[Given records]
>>

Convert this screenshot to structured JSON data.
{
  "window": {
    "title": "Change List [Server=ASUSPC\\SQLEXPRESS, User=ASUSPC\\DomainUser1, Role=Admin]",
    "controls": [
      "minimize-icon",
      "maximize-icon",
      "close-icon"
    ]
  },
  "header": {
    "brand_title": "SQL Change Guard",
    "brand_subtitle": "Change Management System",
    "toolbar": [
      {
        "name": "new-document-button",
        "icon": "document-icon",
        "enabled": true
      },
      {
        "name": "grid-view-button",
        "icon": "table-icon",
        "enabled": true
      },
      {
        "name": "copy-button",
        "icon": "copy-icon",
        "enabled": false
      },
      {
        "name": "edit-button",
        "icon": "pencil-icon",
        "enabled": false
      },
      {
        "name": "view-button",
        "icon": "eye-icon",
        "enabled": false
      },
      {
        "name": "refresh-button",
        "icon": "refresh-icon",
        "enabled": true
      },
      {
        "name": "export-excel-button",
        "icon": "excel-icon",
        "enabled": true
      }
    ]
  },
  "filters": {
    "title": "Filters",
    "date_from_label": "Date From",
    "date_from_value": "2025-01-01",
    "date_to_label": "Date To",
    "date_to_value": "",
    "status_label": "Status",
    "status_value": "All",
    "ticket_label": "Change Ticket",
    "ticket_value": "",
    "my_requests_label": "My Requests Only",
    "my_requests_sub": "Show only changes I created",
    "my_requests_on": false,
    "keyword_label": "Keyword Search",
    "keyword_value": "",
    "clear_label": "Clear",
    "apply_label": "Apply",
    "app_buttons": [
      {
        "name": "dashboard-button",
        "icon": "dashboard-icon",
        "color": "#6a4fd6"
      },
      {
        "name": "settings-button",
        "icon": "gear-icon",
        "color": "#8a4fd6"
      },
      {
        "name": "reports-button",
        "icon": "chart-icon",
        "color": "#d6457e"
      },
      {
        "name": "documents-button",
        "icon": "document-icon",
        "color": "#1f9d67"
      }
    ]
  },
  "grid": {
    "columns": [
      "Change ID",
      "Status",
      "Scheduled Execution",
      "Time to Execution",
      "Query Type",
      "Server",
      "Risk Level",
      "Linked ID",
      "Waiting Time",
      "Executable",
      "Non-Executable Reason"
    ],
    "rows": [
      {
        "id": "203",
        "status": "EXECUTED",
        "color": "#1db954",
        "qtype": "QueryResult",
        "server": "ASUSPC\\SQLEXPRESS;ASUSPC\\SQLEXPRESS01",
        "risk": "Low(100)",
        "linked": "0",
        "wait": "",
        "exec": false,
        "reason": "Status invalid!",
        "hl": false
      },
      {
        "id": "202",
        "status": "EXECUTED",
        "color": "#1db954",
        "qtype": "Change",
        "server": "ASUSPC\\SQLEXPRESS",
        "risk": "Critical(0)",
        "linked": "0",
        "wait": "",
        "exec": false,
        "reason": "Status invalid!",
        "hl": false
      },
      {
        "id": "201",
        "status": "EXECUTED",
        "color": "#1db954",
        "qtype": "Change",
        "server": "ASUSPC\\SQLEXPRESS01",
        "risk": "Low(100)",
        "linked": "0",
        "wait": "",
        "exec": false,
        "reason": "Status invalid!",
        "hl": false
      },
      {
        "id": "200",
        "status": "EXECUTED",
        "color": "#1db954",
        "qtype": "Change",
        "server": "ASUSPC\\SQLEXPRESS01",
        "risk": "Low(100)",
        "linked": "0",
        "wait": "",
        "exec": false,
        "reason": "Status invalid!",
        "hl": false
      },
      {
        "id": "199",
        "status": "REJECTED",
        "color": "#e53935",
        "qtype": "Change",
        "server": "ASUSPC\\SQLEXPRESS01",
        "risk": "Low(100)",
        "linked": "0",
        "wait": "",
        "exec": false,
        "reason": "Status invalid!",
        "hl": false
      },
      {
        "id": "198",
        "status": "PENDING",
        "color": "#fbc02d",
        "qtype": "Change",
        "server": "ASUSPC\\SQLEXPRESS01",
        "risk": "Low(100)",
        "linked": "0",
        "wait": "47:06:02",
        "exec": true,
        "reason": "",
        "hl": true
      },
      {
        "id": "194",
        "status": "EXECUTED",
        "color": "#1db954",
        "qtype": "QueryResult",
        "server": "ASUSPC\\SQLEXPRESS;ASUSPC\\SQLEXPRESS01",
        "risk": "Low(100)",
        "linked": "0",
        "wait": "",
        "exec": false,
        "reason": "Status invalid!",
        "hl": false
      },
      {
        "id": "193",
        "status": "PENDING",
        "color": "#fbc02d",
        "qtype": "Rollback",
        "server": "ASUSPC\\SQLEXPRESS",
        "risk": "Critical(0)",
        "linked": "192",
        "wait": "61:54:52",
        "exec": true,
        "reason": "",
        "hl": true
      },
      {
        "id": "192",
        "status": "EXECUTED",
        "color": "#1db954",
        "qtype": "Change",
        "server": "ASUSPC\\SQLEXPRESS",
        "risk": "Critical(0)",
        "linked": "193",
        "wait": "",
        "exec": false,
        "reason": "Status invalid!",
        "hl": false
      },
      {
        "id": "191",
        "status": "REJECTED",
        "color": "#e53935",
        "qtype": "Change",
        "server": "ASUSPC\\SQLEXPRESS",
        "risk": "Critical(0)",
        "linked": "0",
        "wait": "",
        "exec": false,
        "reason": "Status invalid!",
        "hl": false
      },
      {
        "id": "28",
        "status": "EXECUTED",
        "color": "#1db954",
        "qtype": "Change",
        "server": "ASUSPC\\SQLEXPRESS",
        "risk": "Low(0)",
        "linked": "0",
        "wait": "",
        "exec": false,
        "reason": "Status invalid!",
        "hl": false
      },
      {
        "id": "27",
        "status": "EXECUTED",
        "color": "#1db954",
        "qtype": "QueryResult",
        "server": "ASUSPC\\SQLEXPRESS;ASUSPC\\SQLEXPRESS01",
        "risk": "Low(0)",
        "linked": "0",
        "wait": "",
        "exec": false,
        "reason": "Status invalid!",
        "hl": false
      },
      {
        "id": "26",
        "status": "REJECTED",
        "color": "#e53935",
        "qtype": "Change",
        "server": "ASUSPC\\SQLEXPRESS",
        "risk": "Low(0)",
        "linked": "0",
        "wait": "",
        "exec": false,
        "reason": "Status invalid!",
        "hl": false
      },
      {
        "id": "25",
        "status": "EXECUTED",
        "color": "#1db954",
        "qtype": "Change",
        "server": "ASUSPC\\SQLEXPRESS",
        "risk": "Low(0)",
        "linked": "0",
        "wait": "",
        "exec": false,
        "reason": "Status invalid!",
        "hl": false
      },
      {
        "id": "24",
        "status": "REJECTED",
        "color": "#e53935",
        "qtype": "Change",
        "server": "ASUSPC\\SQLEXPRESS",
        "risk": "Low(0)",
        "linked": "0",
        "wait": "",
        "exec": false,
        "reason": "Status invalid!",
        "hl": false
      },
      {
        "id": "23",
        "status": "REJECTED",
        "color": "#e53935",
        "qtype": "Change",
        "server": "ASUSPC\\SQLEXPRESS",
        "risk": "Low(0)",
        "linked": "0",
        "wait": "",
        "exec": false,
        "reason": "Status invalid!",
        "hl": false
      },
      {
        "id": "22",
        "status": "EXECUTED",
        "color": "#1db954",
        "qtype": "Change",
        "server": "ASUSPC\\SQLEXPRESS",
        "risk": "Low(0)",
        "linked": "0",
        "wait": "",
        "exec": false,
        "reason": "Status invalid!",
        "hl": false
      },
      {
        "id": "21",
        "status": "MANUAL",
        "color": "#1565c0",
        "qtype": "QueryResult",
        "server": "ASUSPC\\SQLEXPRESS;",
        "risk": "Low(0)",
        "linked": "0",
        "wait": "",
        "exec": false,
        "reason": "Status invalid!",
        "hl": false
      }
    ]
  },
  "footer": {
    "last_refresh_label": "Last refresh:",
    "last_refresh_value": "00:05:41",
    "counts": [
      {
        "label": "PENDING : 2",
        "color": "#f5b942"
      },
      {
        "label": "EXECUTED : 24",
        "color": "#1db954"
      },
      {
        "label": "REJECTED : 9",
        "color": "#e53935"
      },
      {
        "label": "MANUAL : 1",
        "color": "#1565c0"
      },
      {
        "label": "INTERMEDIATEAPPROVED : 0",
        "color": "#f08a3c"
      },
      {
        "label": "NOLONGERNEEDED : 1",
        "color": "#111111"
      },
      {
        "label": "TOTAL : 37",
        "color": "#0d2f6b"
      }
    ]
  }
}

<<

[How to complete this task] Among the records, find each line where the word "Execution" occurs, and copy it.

[Solution to the problem]
      "Scheduled Execution",
      "Time to Execution",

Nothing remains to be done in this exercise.